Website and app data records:
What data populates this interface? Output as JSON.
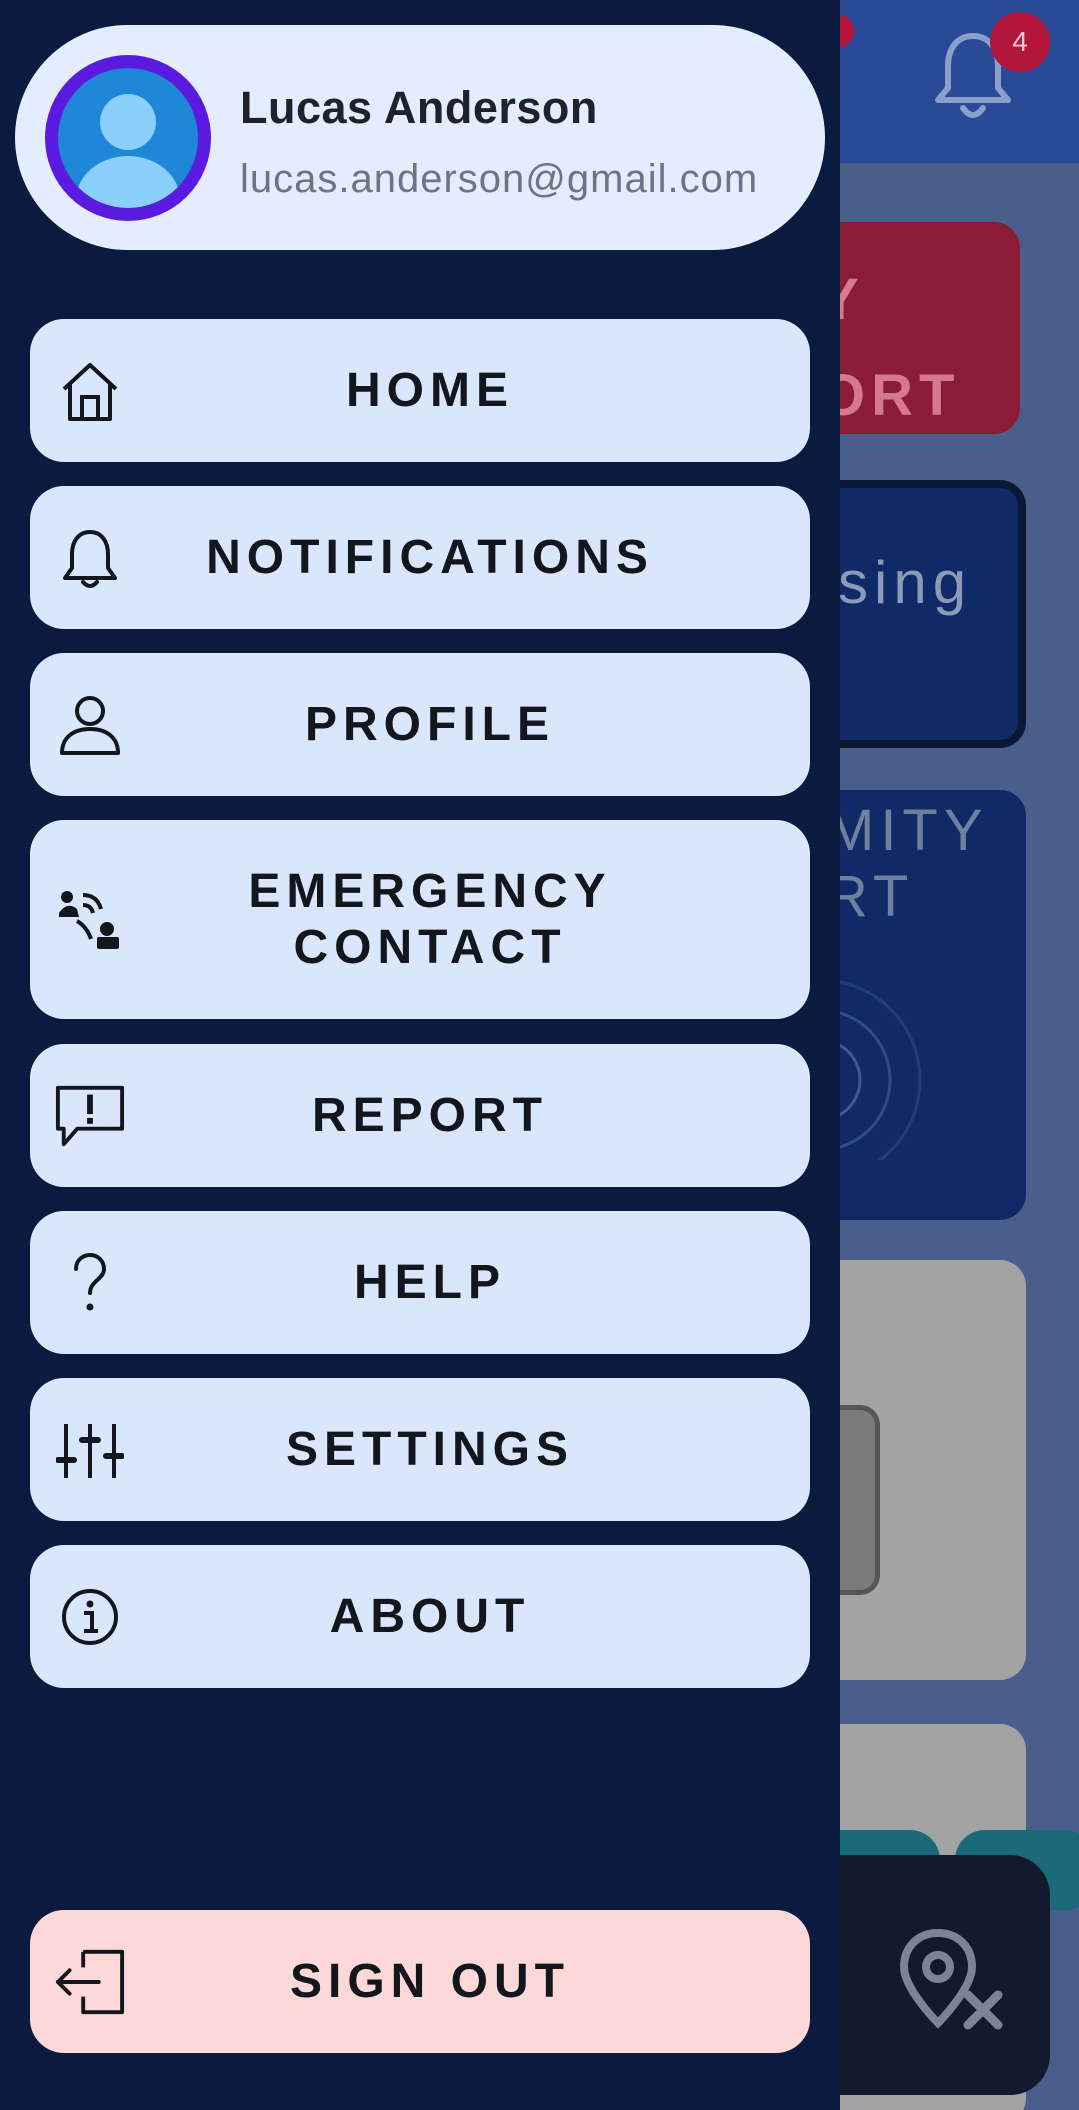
{
  "background": {
    "notification_count": "4",
    "card_red_text_line1": "Y",
    "card_red_text_line2": "ORT",
    "card_dark_text": "sing",
    "card_prox_line1": "MITY",
    "card_prox_line2": "RT",
    "icons": [
      "bell-icon",
      "location-off-icon"
    ]
  },
  "drawer": {
    "user": {
      "name": "Lucas Anderson",
      "email": "lucas.anderson@gmail.com",
      "avatar_icon": "person-icon"
    },
    "menu": [
      {
        "label": "HOME",
        "icon": "home-icon"
      },
      {
        "label": "NOTIFICATIONS",
        "icon": "bell-icon"
      },
      {
        "label": "PROFILE",
        "icon": "person-icon"
      },
      {
        "label_line1": "EMERGENCY",
        "label_line2": "CONTACT",
        "icon": "emergency-contact-icon"
      },
      {
        "label": "REPORT",
        "icon": "report-icon"
      },
      {
        "label": "HELP",
        "icon": "question-icon"
      },
      {
        "label": "SETTINGS",
        "icon": "sliders-icon"
      },
      {
        "label": "ABOUT",
        "icon": "info-icon"
      }
    ],
    "signout": {
      "label": "SIGN OUT",
      "icon": "sign-out-icon"
    }
  },
  "colors": {
    "drawer_bg": "#0b1a3f",
    "menu_item_bg": "#dae6fc",
    "signout_bg": "#fdd8d8",
    "avatar_ring": "#5b1ae0",
    "badge": "#b3153d"
  }
}
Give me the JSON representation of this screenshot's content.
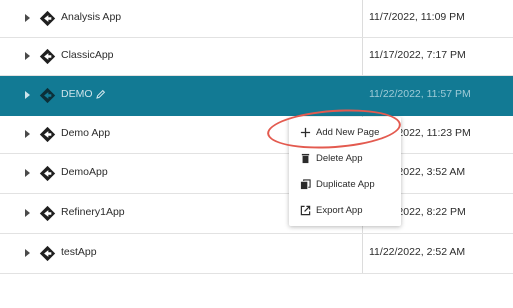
{
  "apps": [
    {
      "name": "Analysis App",
      "modified": "11/7/2022, 11:09 PM",
      "selected": false
    },
    {
      "name": "ClassicApp",
      "modified": "11/17/2022, 7:17 PM",
      "selected": false
    },
    {
      "name": "DEMO",
      "modified": "11/22/2022, 11:57 PM",
      "selected": true
    },
    {
      "name": "Demo App",
      "modified": "11/22/2022, 11:23 PM",
      "selected": false
    },
    {
      "name": "DemoApp",
      "modified": "11/22/2022, 3:52 AM",
      "selected": false
    },
    {
      "name": "Refinery1App",
      "modified": "11/18/2022, 8:22 PM",
      "selected": false
    },
    {
      "name": "testApp",
      "modified": "11/22/2022, 2:52 AM",
      "selected": false
    }
  ],
  "context_menu": {
    "items": [
      {
        "label": "Add New Page",
        "icon": "plus-icon"
      },
      {
        "label": "Delete App",
        "icon": "trash-icon"
      },
      {
        "label": "Duplicate App",
        "icon": "duplicate-icon"
      },
      {
        "label": "Export App",
        "icon": "export-icon"
      }
    ]
  },
  "colors": {
    "selected_row": "#127a94",
    "highlight_ring": "#e35a4f"
  }
}
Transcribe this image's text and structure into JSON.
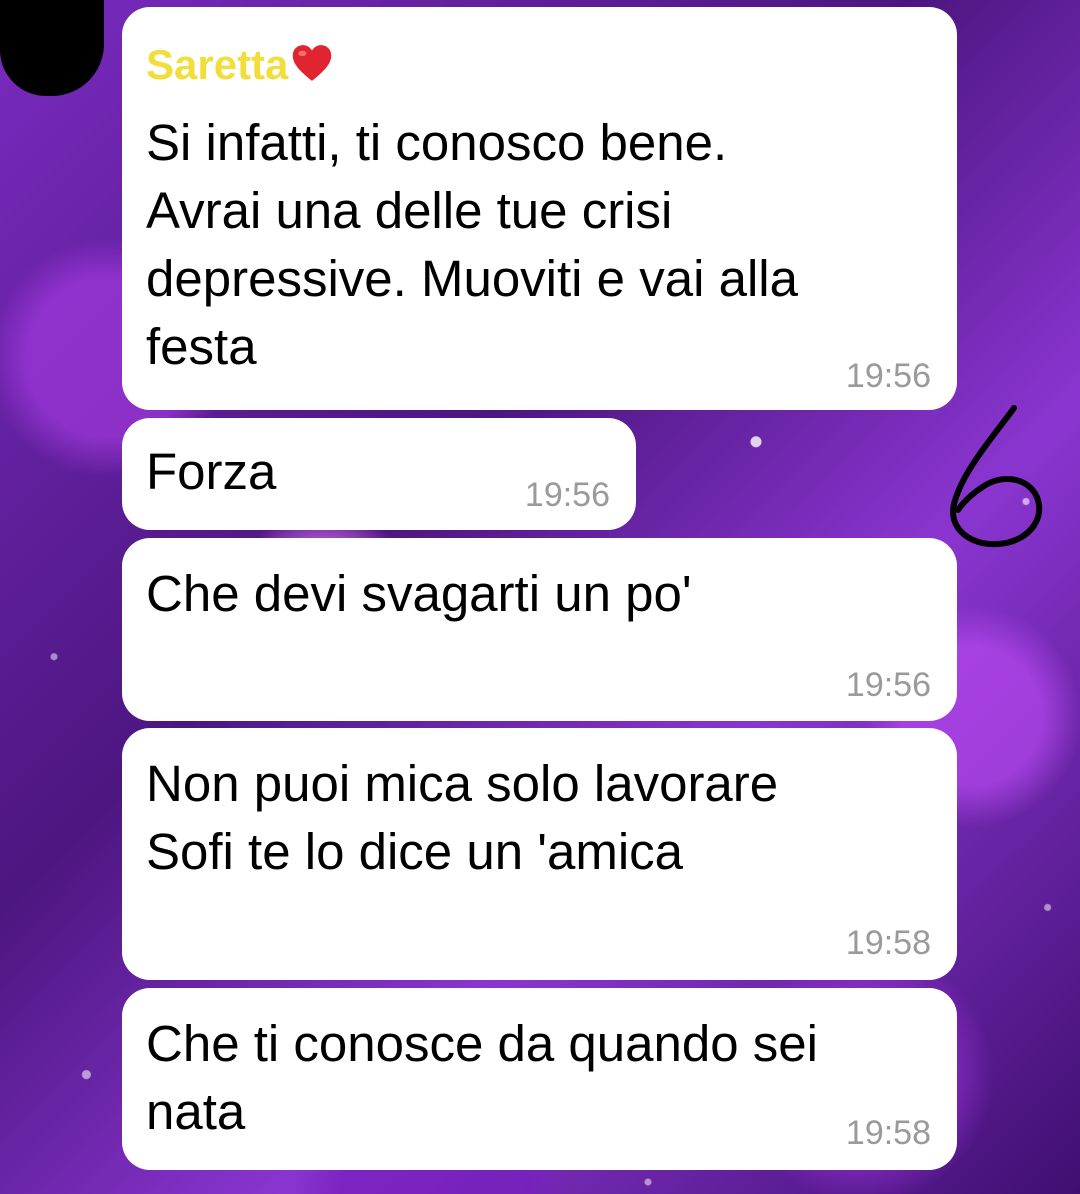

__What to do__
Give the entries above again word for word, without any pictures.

__Exercise output__
What data populates this interface? Output as JSON.
{
  "background": {
    "notification_count": "4",
    "card_red_text_line1": "Y",
    "card_red_text_line2": "ORT",
    "card_dark_text": "sing",
    "card_prox_line1": "MITY",
    "card_prox_line2": "RT",
    "icons": [
      "bell-icon",
      "location-off-icon"
    ]
  },
  "drawer": {
    "user": {
      "name": "Lucas Anderson",
      "email": "lucas.anderson@gmail.com",
      "avatar_icon": "person-icon"
    },
    "menu": [
      {
        "label": "HOME",
        "icon": "home-icon"
      },
      {
        "label": "NOTIFICATIONS",
        "icon": "bell-icon"
      },
      {
        "label": "PROFILE",
        "icon": "person-icon"
      },
      {
        "label_line1": "EMERGENCY",
        "label_line2": "CONTACT",
        "icon": "emergency-contact-icon"
      },
      {
        "label": "REPORT",
        "icon": "report-icon"
      },
      {
        "label": "HELP",
        "icon": "question-icon"
      },
      {
        "label": "SETTINGS",
        "icon": "sliders-icon"
      },
      {
        "label": "ABOUT",
        "icon": "info-icon"
      }
    ],
    "signout": {
      "label": "SIGN OUT",
      "icon": "sign-out-icon"
    }
  },
  "colors": {
    "drawer_bg": "#0b1a3f",
    "menu_item_bg": "#dae6fc",
    "signout_bg": "#fdd8d8",
    "avatar_ring": "#5b1ae0",
    "badge": "#b3153d"
  }
}
Give me the JSON representation of this screenshot's content.
{
  "apps": [
    {
      "name": "Analysis App",
      "modified": "11/7/2022, 11:09 PM",
      "selected": false
    },
    {
      "name": "ClassicApp",
      "modified": "11/17/2022, 7:17 PM",
      "selected": false
    },
    {
      "name": "DEMO",
      "modified": "11/22/2022, 11:57 PM",
      "selected": true
    },
    {
      "name": "Demo App",
      "modified": "11/22/2022, 11:23 PM",
      "selected": false
    },
    {
      "name": "DemoApp",
      "modified": "11/22/2022, 3:52 AM",
      "selected": false
    },
    {
      "name": "Refinery1App",
      "modified": "11/18/2022, 8:22 PM",
      "selected": false
    },
    {
      "name": "testApp",
      "modified": "11/22/2022, 2:52 AM",
      "selected": false
    }
  ],
  "context_menu": {
    "items": [
      {
        "label": "Add New Page",
        "icon": "plus-icon"
      },
      {
        "label": "Delete App",
        "icon": "trash-icon"
      },
      {
        "label": "Duplicate App",
        "icon": "duplicate-icon"
      },
      {
        "label": "Export App",
        "icon": "export-icon"
      }
    ]
  },
  "colors": {
    "selected_row": "#127a94",
    "highlight_ring": "#e35a4f"
  }
}
Transcribe this image's text and structure into JSON.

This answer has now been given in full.